The Kills and the Horrors both have a lot in common: generically cool band names, hefty internet buzz, unoriginal sounds, the promotion of style over substance. The former have better songs, the latter were marginally better live, but overall it was one of the worst rock shows I’ve seen in ages.
Some friends of mine wanted to see the Kills and I was not opposed. I have followed them, though not closely, for as long as they’ve been around. I liked some of their early material — “Hitched” is a great song — and I like some of their new stuff too — “Black Balloon” is the best song off their last album and they deserve some success with it. But as we watched them play, I and my bunch of aged, over-30 music-fan friends started to roll our eyes and gradually lose interest in the set. I guess using drum-machine tracks is part of their shtick, but playing at a club like the 930 a band really needs to play real instruments. I spent half the set watching the guitar guy and trying to figure out if he was really playing everything or what; trying to figure out if there was a bass track playing or what; wondering if there was gonna be an Ashlee Simpson moment or what. I don’t understand why moderately successful bands think they can play shows without a real band. I can see it when you are just starting out — it might be even pretty cool. But at a certain level of success, where you are on the cover of magazines and such, you have to figure out whether you’re playing rock and roll or singing karaoke. Apparently the Kills picked the karaoke route. Eh. Some other good bands also go down the same route, to some extent (see: Blonde Redhead, and my beloved Raveonettes), but this was the worst offense in this category I can remember. I can only say that there are good financial and logistical reasons not to have a real band, but as a fan, I feel ripped off anytime backing tracks start being piped in.
The moment when we started to file out the door was during the encore, where they butchered “Pale Blue Eyes” and we were like — “why can’t they just play it straight with two guitars, and no dumb drum machine?” It’s about the easiest song in the world, I’m sure they could pull it off fine.

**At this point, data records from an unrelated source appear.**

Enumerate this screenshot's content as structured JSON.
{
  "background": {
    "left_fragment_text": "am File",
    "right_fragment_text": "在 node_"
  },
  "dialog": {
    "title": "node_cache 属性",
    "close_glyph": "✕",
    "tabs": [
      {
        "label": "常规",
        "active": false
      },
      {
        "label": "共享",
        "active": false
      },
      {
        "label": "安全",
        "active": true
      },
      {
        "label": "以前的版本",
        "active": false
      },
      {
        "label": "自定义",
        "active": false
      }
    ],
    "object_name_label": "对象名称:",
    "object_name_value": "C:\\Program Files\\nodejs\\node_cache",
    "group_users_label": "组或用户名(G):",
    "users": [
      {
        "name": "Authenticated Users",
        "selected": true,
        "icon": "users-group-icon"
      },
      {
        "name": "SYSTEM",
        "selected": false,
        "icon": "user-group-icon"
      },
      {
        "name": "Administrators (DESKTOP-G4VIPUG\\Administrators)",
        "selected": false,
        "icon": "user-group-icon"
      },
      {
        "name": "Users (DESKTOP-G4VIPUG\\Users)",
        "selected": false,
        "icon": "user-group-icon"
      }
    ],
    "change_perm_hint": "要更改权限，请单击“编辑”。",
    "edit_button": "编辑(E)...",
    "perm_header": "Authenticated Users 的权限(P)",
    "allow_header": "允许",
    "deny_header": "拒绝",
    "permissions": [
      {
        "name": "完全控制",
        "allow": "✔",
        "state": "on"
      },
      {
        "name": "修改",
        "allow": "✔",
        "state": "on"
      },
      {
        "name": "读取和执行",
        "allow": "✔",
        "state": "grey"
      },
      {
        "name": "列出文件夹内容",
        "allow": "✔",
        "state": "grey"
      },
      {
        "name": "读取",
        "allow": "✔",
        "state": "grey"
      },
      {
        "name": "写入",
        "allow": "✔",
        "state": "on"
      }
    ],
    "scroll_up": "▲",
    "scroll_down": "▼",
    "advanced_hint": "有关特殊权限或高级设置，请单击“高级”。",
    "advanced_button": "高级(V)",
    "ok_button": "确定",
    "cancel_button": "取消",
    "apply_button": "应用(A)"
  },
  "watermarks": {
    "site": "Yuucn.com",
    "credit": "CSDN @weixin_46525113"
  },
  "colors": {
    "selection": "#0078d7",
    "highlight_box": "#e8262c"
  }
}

The crowd seemed pretty pleased, though, I guess that is enough to keep this kind of thing happening. Nestor Diaz at DCist seemed to like it. And for what it’s worth here is a video of “Black Balloon”:
Opener the Horrors were not bad. I would describe them as “heroin-rock” — angsty post-punks. They reminded me a lot of Interpol, they reminded another friend of the Chameleons. So yeah, dark post-punk. I’ll check out some of their music sometime. They get a passing grade unlike the disappointing Kills. Luckily it was an early show so there was plenty of time to drink away the agony over at DC9 afterwards.